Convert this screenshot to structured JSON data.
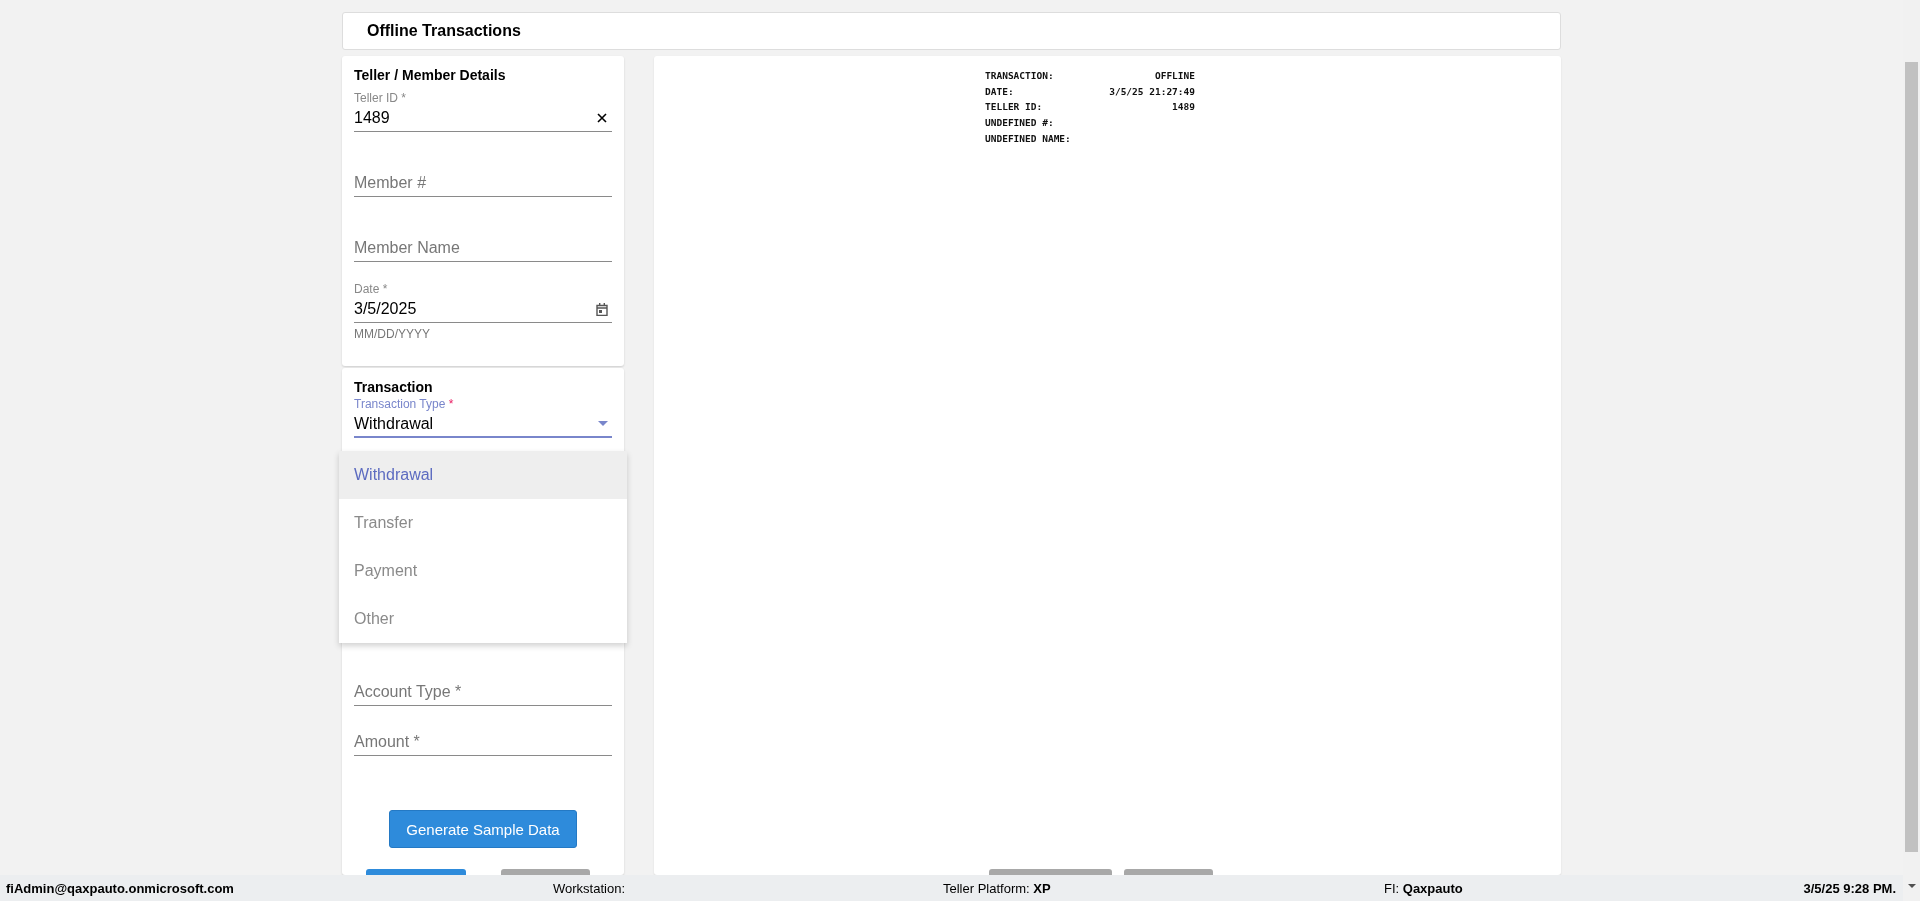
{
  "header": {
    "title": "Offline Transactions"
  },
  "details": {
    "title": "Teller / Member Details",
    "fields": [
      {
        "kind": "text",
        "label": "Teller ID *",
        "value": "1489",
        "clearable": true
      },
      {
        "kind": "text",
        "placeholder": "Member #"
      },
      {
        "kind": "text",
        "placeholder": "Member Name"
      },
      {
        "kind": "date",
        "label": "Date *",
        "value": "3/5/2025",
        "hint": "MM/DD/YYYY"
      }
    ]
  },
  "transaction": {
    "title": "Transaction",
    "type_field": {
      "label": "Transaction Type",
      "required_mark": "*",
      "value": "Withdrawal",
      "focused": true
    },
    "menu": [
      {
        "label": "Withdrawal",
        "selected": true
      },
      {
        "label": "Transfer",
        "selected": false
      },
      {
        "label": "Payment",
        "selected": false
      },
      {
        "label": "Other",
        "selected": false
      }
    ],
    "fields": [
      {
        "placeholder": "Account Type *"
      },
      {
        "placeholder": "Amount *"
      }
    ],
    "sample_button": "Generate Sample Data"
  },
  "receipt": [
    {
      "label": "TRANSACTION:",
      "value": "OFFLINE"
    },
    {
      "label": "DATE:",
      "value": "3/5/25 21:27:49"
    },
    {
      "label": "TELLER ID:",
      "value": "1489"
    },
    {
      "label": "UNDEFINED #:"
    },
    {
      "label": "UNDEFINED NAME:"
    }
  ],
  "status_bar": {
    "user": "fiAdmin@qaxpauto.onmicrosoft.com",
    "workstation_label": "Workstation:",
    "platform_label": "Teller Platform:",
    "platform": "XP",
    "fi_label": "FI:",
    "fi": "Qaxpauto",
    "time": "3/5/25 9:28 PM."
  }
}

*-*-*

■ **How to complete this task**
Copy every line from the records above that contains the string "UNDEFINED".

■ **Response to the exercise**
      "label": "UNDEFINED #:"
      "label": "UNDEFINED NAME:"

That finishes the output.